• About this task
Report how many lines contain the word "Hall" in the listing that follows. Give nothing besides the number.

• Given information
======
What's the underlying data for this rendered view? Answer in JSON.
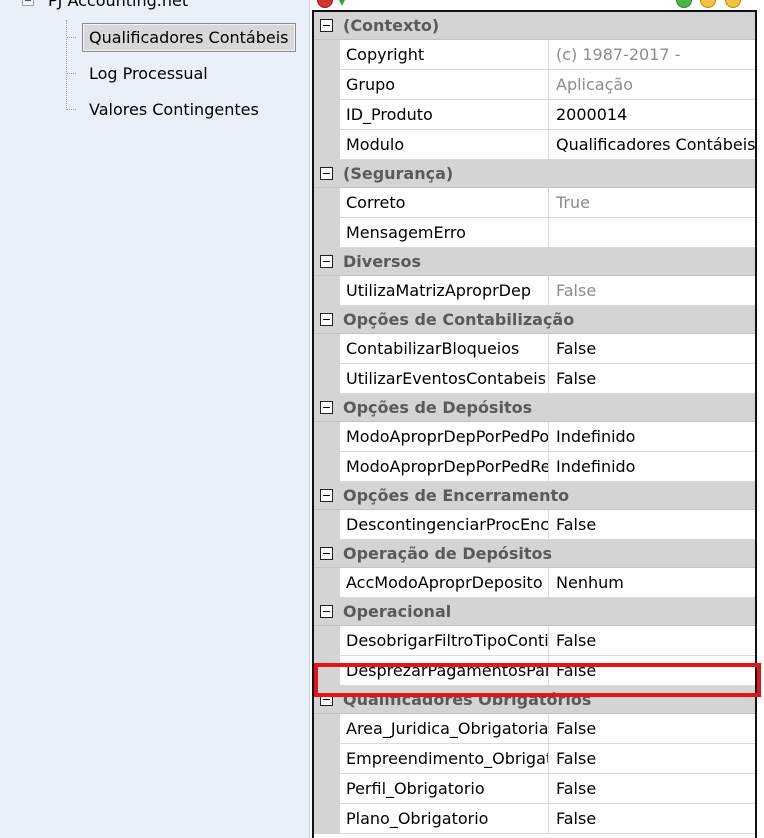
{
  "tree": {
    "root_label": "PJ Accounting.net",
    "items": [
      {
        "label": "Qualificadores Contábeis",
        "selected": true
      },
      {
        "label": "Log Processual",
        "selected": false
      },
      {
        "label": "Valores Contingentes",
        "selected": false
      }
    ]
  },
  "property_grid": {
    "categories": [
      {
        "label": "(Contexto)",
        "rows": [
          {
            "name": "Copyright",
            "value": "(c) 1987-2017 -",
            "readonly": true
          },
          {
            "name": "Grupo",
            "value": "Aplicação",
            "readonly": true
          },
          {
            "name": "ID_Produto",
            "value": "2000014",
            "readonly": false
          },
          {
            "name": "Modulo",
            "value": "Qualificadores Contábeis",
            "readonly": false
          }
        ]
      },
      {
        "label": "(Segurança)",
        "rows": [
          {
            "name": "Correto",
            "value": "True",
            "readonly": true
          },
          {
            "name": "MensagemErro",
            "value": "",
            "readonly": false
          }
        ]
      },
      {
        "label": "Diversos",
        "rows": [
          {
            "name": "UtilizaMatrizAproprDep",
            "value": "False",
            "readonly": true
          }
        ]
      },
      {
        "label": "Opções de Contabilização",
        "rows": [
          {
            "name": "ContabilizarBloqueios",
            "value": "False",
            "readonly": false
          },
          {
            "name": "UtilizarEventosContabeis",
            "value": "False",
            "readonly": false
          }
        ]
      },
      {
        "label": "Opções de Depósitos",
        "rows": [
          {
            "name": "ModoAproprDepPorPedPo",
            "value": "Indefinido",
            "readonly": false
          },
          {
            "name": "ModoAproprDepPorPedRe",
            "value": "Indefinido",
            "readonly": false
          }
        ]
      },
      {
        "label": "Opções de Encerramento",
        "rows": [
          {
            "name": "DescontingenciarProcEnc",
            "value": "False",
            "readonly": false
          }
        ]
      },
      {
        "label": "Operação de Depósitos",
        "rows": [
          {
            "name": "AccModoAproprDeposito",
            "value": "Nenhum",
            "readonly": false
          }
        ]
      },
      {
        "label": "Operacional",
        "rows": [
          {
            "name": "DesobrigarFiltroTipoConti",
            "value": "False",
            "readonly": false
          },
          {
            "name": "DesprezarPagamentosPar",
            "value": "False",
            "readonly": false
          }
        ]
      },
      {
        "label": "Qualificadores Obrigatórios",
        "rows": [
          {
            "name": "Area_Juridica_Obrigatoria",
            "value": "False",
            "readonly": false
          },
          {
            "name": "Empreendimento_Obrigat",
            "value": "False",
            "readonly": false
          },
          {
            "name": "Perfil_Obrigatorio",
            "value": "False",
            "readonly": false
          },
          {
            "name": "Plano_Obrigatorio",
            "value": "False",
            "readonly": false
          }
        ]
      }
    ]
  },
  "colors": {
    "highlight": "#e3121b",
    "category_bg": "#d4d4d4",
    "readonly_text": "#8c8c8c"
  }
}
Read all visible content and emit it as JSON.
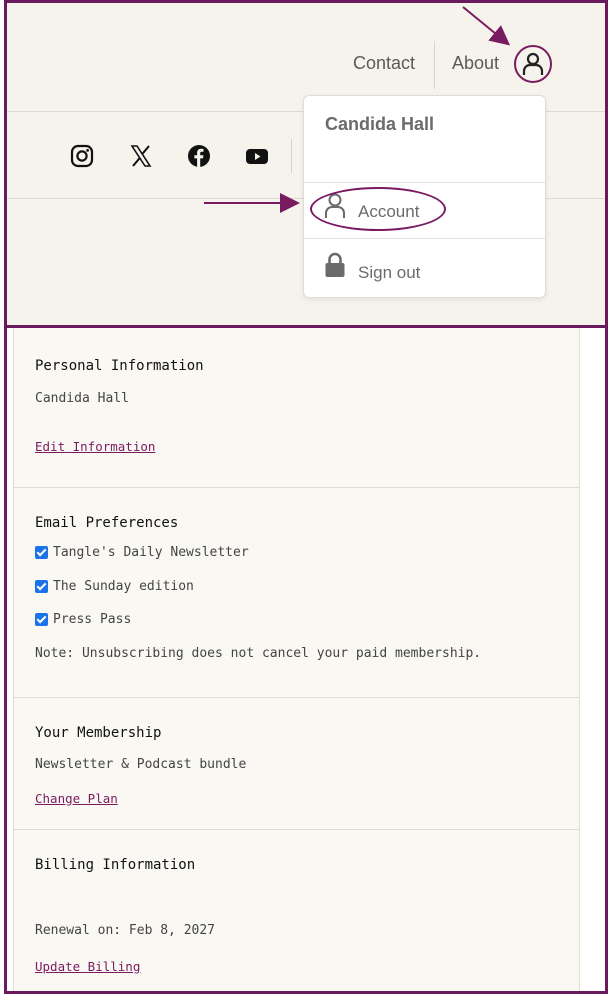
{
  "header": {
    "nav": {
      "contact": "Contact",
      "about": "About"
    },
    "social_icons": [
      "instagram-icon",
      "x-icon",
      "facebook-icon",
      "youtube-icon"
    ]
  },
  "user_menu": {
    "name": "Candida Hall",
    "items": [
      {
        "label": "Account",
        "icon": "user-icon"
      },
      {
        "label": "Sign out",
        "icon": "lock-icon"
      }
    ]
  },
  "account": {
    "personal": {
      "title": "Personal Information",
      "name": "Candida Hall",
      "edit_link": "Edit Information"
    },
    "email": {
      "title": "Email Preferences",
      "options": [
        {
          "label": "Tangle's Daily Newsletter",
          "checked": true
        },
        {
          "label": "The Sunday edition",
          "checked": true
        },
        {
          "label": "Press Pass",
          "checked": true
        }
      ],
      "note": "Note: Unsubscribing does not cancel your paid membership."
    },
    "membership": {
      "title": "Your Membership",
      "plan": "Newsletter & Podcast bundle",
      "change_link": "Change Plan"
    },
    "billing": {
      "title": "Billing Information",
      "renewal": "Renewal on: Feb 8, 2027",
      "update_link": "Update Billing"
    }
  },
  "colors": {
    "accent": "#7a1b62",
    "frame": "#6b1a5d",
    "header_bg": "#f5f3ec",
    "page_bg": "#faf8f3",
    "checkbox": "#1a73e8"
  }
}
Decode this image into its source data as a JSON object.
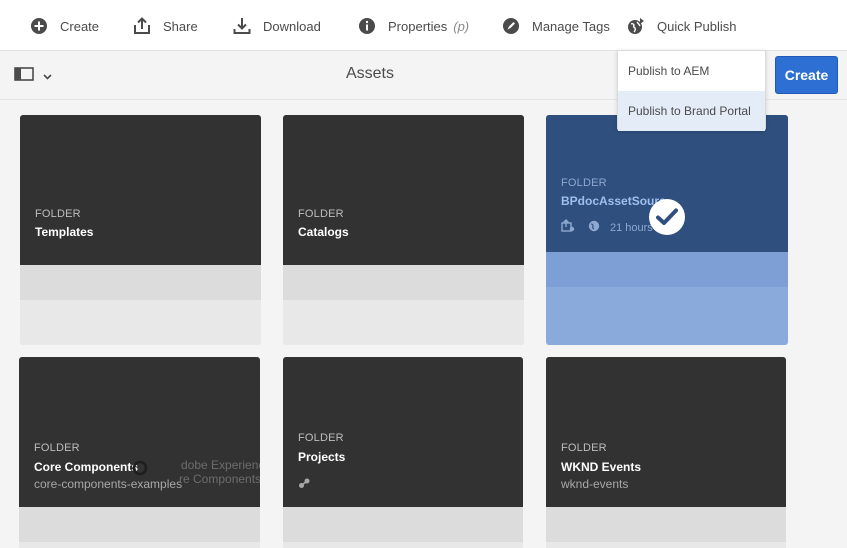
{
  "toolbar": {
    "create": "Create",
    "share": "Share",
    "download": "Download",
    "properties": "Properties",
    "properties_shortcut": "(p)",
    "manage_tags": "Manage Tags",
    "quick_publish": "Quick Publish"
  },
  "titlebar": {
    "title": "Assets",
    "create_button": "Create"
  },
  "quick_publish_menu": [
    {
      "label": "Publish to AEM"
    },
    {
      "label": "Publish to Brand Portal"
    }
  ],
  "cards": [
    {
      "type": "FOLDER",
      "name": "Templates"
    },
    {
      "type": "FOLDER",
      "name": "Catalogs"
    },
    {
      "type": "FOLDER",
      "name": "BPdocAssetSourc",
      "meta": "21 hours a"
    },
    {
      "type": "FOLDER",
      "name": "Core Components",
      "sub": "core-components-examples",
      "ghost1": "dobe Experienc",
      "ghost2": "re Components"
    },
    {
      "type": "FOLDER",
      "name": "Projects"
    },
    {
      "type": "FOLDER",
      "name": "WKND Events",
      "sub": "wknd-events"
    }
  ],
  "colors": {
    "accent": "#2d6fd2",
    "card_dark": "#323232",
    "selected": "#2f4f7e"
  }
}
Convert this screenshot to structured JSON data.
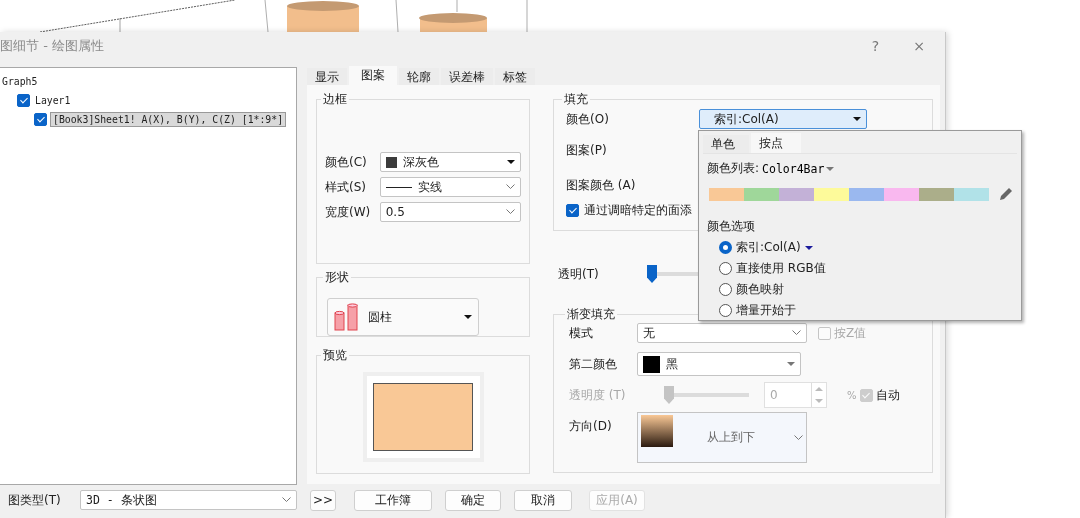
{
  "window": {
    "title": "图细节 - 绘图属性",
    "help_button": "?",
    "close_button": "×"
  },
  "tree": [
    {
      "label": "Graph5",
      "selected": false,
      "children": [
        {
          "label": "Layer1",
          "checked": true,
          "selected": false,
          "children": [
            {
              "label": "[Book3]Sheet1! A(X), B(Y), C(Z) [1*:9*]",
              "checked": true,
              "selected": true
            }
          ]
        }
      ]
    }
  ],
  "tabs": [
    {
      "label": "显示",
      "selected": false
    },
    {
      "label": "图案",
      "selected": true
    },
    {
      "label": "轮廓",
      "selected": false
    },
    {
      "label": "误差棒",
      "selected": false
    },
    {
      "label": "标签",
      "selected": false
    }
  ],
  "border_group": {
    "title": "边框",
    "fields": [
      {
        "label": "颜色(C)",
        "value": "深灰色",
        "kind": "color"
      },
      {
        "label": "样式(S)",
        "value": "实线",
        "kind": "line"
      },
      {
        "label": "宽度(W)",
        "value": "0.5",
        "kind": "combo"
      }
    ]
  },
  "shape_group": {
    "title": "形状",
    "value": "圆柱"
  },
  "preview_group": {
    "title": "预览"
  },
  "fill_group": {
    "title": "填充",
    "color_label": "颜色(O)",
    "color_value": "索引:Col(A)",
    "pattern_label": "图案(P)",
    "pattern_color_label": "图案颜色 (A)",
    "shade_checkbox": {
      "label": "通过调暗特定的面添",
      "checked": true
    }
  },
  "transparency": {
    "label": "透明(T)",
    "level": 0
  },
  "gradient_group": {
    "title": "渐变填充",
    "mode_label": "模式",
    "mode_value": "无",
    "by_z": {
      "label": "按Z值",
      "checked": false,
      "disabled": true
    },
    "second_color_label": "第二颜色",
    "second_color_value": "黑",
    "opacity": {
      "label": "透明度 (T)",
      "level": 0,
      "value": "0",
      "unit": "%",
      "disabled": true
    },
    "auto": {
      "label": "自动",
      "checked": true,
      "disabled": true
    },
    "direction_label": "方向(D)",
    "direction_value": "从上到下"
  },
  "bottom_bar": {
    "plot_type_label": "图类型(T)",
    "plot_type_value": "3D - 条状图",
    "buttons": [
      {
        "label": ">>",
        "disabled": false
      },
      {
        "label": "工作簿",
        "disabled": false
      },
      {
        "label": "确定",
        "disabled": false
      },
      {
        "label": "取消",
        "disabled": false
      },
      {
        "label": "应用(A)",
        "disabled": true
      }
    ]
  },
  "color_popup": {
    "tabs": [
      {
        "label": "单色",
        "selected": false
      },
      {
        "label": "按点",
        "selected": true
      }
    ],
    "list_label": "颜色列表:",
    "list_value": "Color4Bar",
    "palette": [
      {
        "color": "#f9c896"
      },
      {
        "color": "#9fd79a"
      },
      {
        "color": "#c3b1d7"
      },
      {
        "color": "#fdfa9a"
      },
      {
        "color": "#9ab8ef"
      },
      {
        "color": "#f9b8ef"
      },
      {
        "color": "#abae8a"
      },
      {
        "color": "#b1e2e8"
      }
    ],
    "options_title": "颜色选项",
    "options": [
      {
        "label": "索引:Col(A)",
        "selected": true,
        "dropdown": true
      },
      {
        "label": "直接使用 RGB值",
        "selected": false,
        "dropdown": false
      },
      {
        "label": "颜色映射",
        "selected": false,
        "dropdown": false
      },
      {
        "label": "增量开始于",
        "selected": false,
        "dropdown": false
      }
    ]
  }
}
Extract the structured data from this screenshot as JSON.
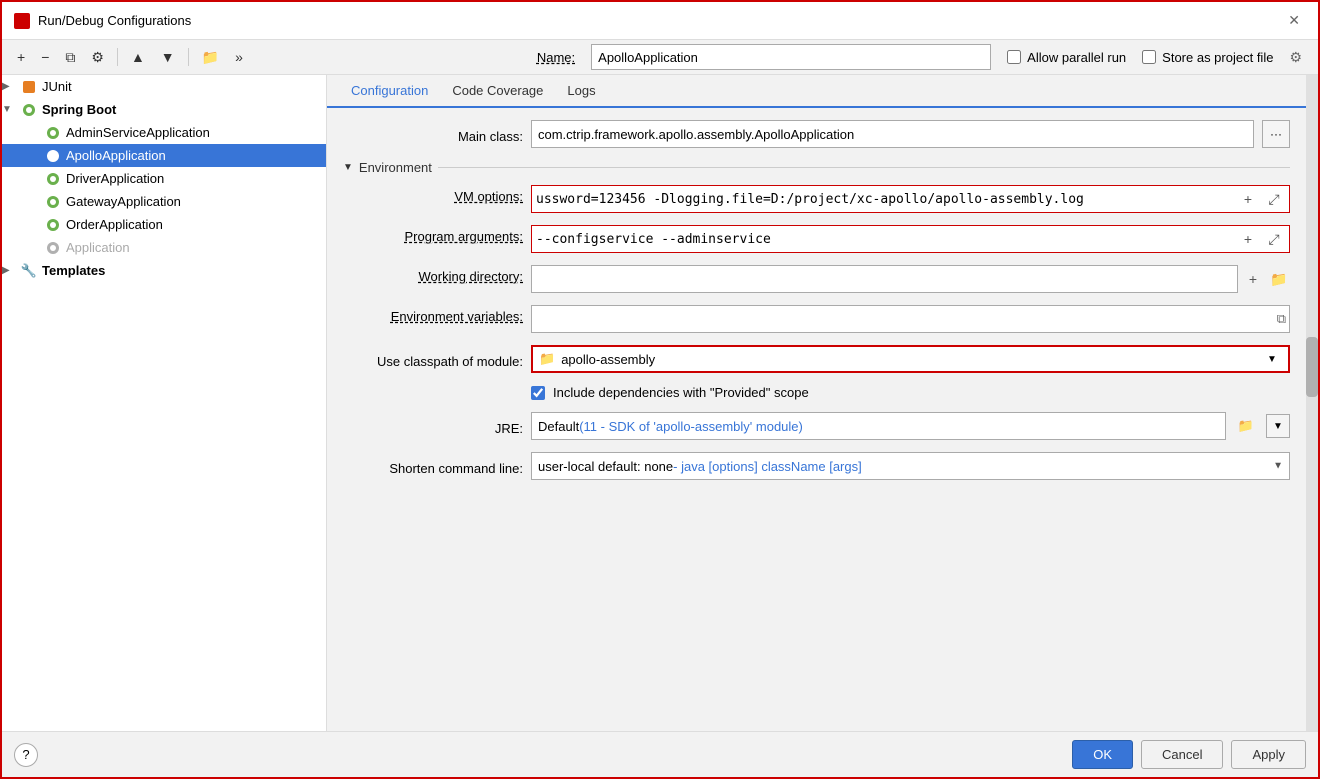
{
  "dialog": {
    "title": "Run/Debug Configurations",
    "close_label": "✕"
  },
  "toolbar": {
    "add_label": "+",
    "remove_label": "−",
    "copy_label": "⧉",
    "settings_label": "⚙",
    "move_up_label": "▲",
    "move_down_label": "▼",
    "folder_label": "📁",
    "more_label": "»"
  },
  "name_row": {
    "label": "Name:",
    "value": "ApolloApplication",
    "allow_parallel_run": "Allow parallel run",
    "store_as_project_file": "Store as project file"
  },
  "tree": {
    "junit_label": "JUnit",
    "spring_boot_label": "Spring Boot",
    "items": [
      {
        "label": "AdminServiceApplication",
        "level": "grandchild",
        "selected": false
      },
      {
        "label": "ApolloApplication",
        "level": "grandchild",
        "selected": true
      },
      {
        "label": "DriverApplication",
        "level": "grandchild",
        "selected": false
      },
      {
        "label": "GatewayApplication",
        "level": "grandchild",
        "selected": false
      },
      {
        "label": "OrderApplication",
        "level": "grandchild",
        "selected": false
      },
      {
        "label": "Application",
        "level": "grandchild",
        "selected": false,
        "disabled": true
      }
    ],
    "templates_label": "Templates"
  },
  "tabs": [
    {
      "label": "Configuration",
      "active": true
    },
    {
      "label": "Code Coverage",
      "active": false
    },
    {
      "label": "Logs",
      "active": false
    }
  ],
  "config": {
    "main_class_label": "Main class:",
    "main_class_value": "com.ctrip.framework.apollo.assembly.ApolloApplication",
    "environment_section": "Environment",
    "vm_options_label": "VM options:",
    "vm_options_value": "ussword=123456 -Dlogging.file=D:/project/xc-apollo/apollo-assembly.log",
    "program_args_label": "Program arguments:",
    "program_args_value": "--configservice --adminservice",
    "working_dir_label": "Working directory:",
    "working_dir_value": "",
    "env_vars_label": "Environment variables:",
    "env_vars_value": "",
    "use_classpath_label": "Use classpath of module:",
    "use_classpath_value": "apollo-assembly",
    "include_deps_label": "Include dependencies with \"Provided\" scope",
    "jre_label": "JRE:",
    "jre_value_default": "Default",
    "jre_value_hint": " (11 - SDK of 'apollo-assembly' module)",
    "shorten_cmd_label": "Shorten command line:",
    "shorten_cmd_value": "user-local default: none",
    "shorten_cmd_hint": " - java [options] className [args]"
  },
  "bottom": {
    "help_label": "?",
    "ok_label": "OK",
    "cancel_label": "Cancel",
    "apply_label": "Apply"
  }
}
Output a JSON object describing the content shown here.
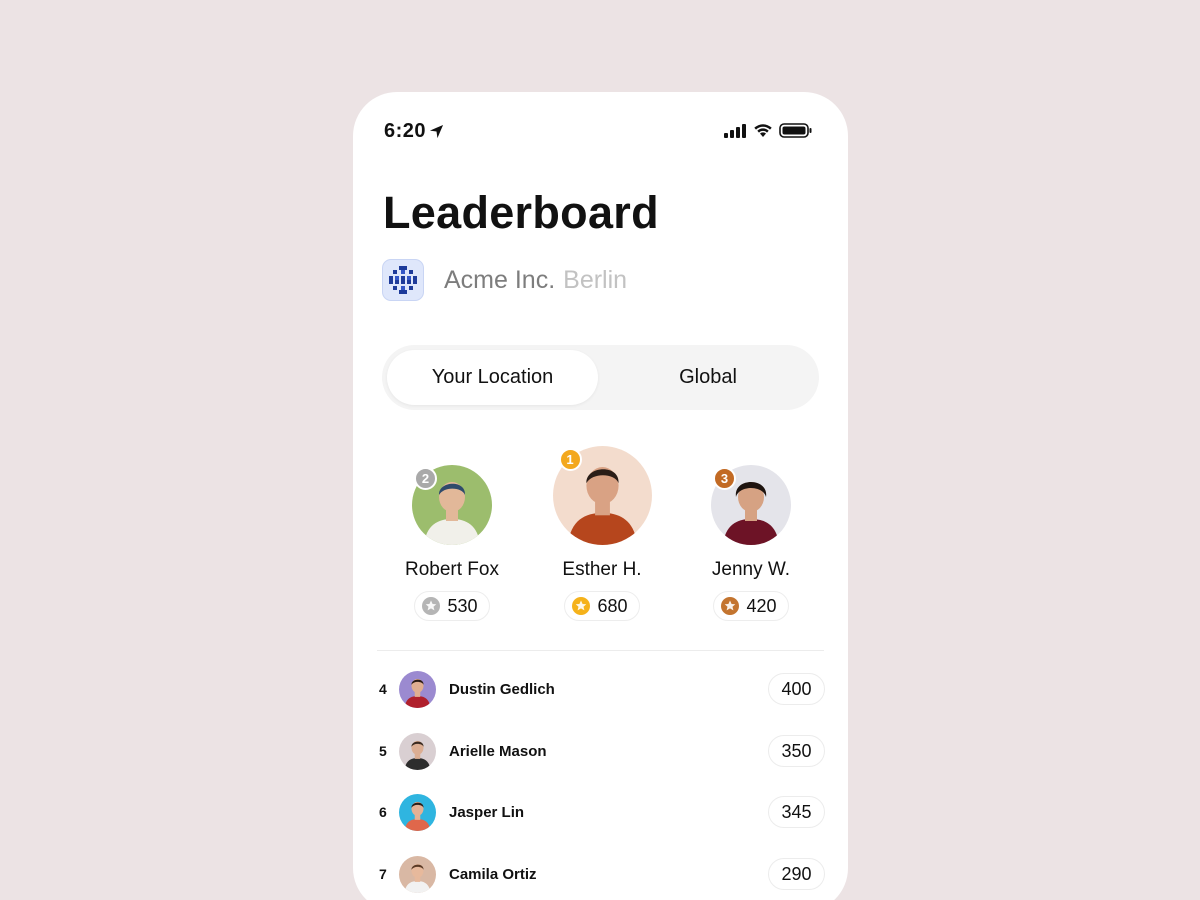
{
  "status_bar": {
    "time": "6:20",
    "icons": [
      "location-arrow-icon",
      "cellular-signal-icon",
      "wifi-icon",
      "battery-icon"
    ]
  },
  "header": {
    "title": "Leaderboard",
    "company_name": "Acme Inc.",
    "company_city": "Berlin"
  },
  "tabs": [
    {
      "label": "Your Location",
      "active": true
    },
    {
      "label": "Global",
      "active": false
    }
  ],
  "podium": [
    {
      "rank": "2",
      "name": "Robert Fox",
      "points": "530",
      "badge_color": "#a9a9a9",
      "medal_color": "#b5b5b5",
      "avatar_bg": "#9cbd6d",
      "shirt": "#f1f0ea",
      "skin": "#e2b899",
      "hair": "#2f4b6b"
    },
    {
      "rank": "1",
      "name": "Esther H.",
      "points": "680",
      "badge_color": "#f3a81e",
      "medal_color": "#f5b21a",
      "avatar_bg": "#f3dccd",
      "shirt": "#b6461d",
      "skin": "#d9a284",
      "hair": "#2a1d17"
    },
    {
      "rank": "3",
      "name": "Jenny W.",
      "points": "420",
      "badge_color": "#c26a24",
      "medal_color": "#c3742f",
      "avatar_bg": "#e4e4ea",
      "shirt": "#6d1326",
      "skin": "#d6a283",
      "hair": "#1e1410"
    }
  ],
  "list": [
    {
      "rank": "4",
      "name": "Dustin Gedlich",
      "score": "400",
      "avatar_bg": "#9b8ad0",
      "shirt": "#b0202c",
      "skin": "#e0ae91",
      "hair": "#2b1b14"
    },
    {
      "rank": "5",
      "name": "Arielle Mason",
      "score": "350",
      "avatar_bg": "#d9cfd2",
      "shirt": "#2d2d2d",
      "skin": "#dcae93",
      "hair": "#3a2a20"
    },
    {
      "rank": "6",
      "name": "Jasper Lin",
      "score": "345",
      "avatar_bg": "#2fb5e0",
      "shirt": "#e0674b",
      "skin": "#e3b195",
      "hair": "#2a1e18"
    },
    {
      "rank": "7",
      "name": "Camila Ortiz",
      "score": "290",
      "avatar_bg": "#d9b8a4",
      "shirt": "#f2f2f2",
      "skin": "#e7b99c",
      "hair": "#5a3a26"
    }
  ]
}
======
• Written solution
2